Discovered near the turn of the twentieth century, heartworms are still prevalent today in the United States. In fact, naturally acquired heartworms have been reported in all fifty states. Although heartworms are typically associated with dogs, cats also suffer from heartworm infestations. A simple blood test can be performed at your veterinarian’s office to detect heartworms. These tests may not detect an infestation until heartworms have been present in the body for up to six months.
Heartworms rely on mosquitoes to continue their life cycle. The female heartworm releases her microfilariae into the animal’s bloodstream. When a mosquito bites the infected animal, it too becomes infected with the microfilariae. Within the mosquito, the microfilariae develop into the larva stage during the next two weeks. The mosquito then bites another animal and infects it with larvae. The larvae develop into heartworms within six months. This cycle continues and many animals are infected with heartworms.

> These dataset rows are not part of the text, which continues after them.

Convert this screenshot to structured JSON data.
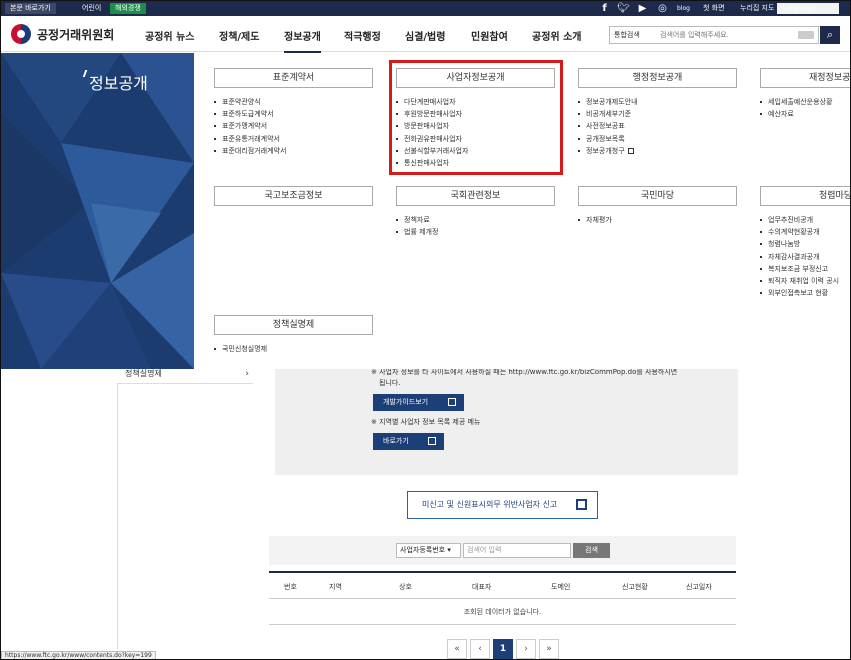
{
  "utility": {
    "skip": "본문 바로가기",
    "kids": "어린이",
    "global": "해외경쟁",
    "first_screen": "첫 화면",
    "sitemap": "누리집 지도",
    "language": "Language"
  },
  "header": {
    "logo_text": "공정거래위원회",
    "nav": [
      "공정위 뉴스",
      "정책/제도",
      "정보공개",
      "적극행정",
      "심결/법령",
      "민원참여",
      "공정위 소개"
    ],
    "search_scope": "통합검색",
    "search_placeholder": "검색어를 입력해주세요."
  },
  "mega": {
    "title": "정보공개",
    "columns": [
      {
        "head": "표준계약서",
        "items": [
          "표준약관양식",
          "표준하도급계약서",
          "표준가맹계약서",
          "표준유통거래계약서",
          "표준대리점거래계약서"
        ]
      },
      {
        "head": "사업자정보공개",
        "items": [
          "다단계판매사업자",
          "후원방문판매사업자",
          "방문판매사업자",
          "전화권유판매사업자",
          "선불식할부거래사업자",
          "통신판매사업자"
        ]
      },
      {
        "head": "행정정보공개",
        "items": [
          "정보공개제도안내",
          "비공개세부기준",
          "사전정보공표",
          "공개정보목록",
          "정보공개청구"
        ]
      },
      {
        "head": "재정정보공개",
        "items": [
          "세입세출예산운용상황",
          "예산자료"
        ]
      },
      {
        "head": "국고보조금정보",
        "items": []
      },
      {
        "head": "국회관련정보",
        "items": [
          "정책자료",
          "법률 제개정"
        ]
      },
      {
        "head": "국민마당",
        "items": [
          "자체평가"
        ]
      },
      {
        "head": "청렴마당",
        "items": [
          "업무추진비공개",
          "수의계약현황공개",
          "청렴나눔방",
          "자체감사결과공개",
          "복지보조금 부정신고",
          "퇴직자 재취업 이력 공시",
          "외부인접촉보고 현황"
        ]
      },
      {
        "head": "정책실명제",
        "items": [
          "국민신청실명제"
        ]
      }
    ]
  },
  "page": {
    "leftnav_item": "정책실명제",
    "notice1": "※ 사업자 정보를 타 사이트에서 사용하실 때는 http://www.ftc.go.kr/bizCommPop.do를 사용하시면",
    "notice1b": "됩니다.",
    "dev_guide_btn": "개발가이드보기",
    "notice2": "※ 지역별 사업자 정보 목록 제공 메뉴",
    "go_btn": "바로가기",
    "report_btn": "미신고 및 신원표시의무 위반사업자 신고",
    "filter_select": "사업자등록번호",
    "filter_placeholder": "검색어 입력",
    "filter_btn": "검색",
    "table_headers": [
      "번호",
      "지역",
      "상호",
      "대표자",
      "도메인",
      "신고현황",
      "신고일자"
    ],
    "empty_msg": "조회된 데이터가 없습니다.",
    "pagination": [
      "«",
      "‹",
      "1",
      "›",
      "»"
    ]
  },
  "status_url": "https://www.ftc.go.kr/www/contents.do?key=199",
  "colors": {
    "navy": "#1d2a4c",
    "highlight": "#d41a1a",
    "button": "#1d3f78"
  }
}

Neither cats nor dogs typically show symptoms in the early stages of heartworm infestation. As time passes, the heartworms reproduce and the animal should begin to show symptoms. Symptoms for canines include fatigue, lack of appetite, weight loss, and cough. Chronic signs for felines include weight loss, fatigue, vomiting, and difficulty breathing. Felines, however, are sometimes able to naturally rid themselves of heartworms but sometimes face death due to the septic nature associated with their body passing the heartworms. Canines require multiple treatments and often hospitalization to be monitored throughout the treatment stage. The key to battling heartworms is prevention and early detection.